Beyond fostering a repeat theatrical experience, insiders say both methods pose potential benefits for ancillary markets as well.
Gordon Paddison, who worked on marketing campaigns for the “Lord of the Rings” trilogy at New Line, notes that with more audience data, studios can tailor specific messages (regarding, say, DVD or VOD bows, etc.) to auds through social networking sites or email, something he did on “LOTR.”
Paddison says repeat viewers are the perfect target for specific messaging because they’re proven fans of the product. By using consumer relationship management software (CRM), Paddison says studios can stockpile detailed consumer data, such as moviegoing habits, while maintaining customer privacy.

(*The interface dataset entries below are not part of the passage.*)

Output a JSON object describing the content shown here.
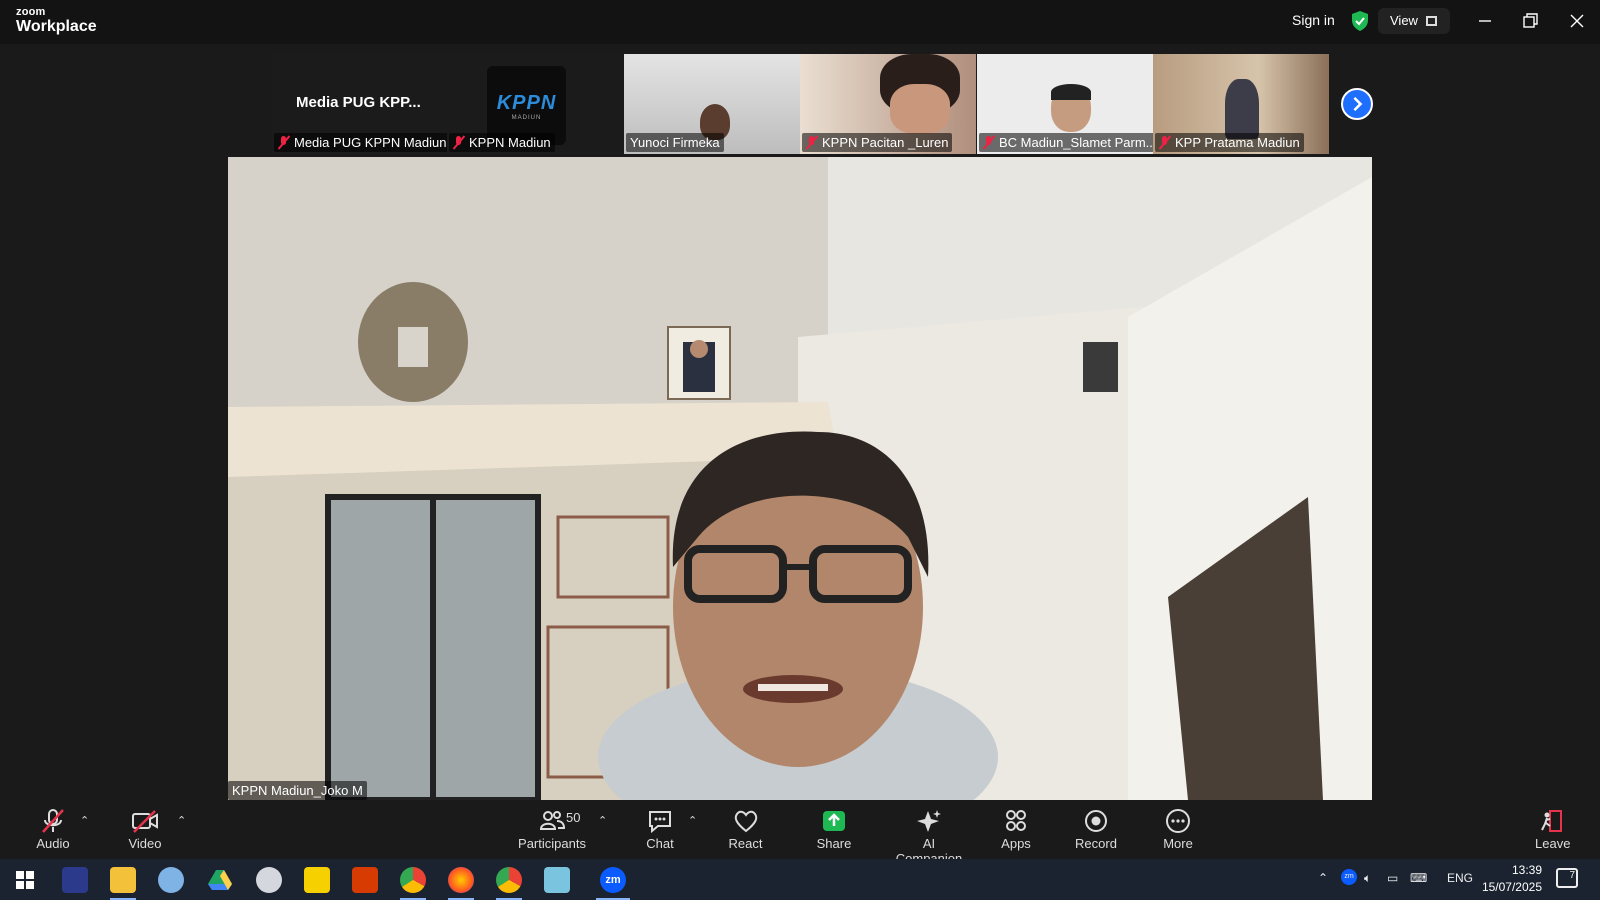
{
  "window": {
    "logo_top": "zoom",
    "logo_bottom": "Workplace",
    "sign_in": "Sign in",
    "view_label": "View",
    "secure_color": "#1fb954"
  },
  "thumbnails": [
    {
      "name": "Media PUG KPPN Madiun",
      "display_title": "Media PUG KPP...",
      "muted": true
    },
    {
      "name": "KPPN Madiun",
      "logo_text": "KPPN",
      "logo_sub": "MADIUN",
      "muted": true
    },
    {
      "name": "Yunoci Firmeka",
      "muted": false
    },
    {
      "name": "KPPN Pacitan _Luren",
      "muted": true
    },
    {
      "name": "BC Madiun_Slamet Parm...",
      "muted": true
    },
    {
      "name": "KPP Pratama Madiun",
      "muted": true
    }
  ],
  "main_speaker": {
    "name": "KPPN Madiun_Joko M"
  },
  "toolbar": {
    "audio": "Audio",
    "video": "Video",
    "participants": "Participants",
    "participants_count": "50",
    "chat": "Chat",
    "react": "React",
    "share": "Share",
    "ai_companion": "AI Companion",
    "apps": "Apps",
    "record": "Record",
    "more": "More",
    "leave": "Leave",
    "share_color": "#1fb954",
    "leave_color": "#e5334b"
  },
  "taskbar": {
    "language": "ENG",
    "time": "13:39",
    "date": "15/07/2025",
    "notification_count": "7",
    "apps": [
      "start",
      "media-player",
      "file-explorer",
      "paint",
      "google-drive",
      "snipping",
      "sticky-notes",
      "office",
      "chrome-profile",
      "firefox",
      "chrome",
      "notepad",
      "zoom"
    ]
  }
}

“CRMs allows you to have as much interaction and data with a consumer so you can hopefully offer them something of value,” he says.
Paramount ran a similar campaign last year with its horror hit “Paranormal Activity,” using the pic’s demand-it online interactive site to elicit repeat viewings and generate aud support. As potential moviegoers registered on the site, Par would blast geo-specific messages based on users’ zip codes.
While “Paranormal” was a surprise for Par, the launch also provided a few lessons in marketing beyond opening weekend, especially with the “Paranormal” sequel unspooling this October.
For instance, marketing to repeat viewers enables studios to focus on specific elements that worked in a franchise and with whom they worked.
Still, studios and exhibs may ultimately decide it’s not worth putting time and money into gleaning those nuggets, regardless of factors outside the multiplexes.
“In a perfect world, there would be a way to find consumers and start bucketing them through using this repeat visitation model,” Paddison says. “We love to be innovative — but innovative at a price point.”